“The Trump administration is struggling to provide any evidence that open trans enlistment be must be delayed because none exists beyond their own hate-fueled anti-LGBTQ agenda.”
The new guidelines issued regarding new trans troops state that applicants will only be allowed to join if a medical provider can confirm that the individual has been stable without “clinically significant distress or impairment in social, occupational, or other important areas of functioning” for 18 months.
They must also certify that an applicant “has completed all medical treatment associated with the applicant’s gender transition, the applicant has been stable in the preferred gender for 18 months, and if presently receiving cross-sex hormone therapy post-gender transition, the individual has been stable on such hormones for 18 months.”

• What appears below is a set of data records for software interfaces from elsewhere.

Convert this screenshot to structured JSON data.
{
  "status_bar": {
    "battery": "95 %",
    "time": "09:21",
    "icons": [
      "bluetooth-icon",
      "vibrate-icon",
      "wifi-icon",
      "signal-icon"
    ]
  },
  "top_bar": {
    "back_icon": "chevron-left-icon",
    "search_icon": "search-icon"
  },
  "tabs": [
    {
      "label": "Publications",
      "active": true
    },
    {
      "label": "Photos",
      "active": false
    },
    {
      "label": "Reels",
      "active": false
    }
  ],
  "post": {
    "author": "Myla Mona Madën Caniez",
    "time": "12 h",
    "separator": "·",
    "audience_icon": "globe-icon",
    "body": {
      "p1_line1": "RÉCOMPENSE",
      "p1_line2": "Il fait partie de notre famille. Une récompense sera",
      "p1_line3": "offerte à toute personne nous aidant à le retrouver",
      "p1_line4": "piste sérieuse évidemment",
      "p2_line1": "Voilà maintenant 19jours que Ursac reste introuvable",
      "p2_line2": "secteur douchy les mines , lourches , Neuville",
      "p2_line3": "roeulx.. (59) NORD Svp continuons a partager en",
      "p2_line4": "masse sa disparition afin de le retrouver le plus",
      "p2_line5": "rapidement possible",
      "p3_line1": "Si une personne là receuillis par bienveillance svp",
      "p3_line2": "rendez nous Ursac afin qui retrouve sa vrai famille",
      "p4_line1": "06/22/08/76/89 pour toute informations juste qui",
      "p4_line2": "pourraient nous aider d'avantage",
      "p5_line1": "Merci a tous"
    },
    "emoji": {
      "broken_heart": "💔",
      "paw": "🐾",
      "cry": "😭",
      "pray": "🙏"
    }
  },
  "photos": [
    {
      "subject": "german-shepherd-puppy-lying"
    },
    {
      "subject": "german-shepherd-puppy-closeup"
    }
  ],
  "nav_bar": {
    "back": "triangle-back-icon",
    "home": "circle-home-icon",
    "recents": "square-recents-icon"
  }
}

Those who have undergone gender confirmation surgery must have a medical provider certify that “a period of 18 months has elapsed since the date of the most recent surgery, no functional limitations or complications persist, and no additional surgeries are required.”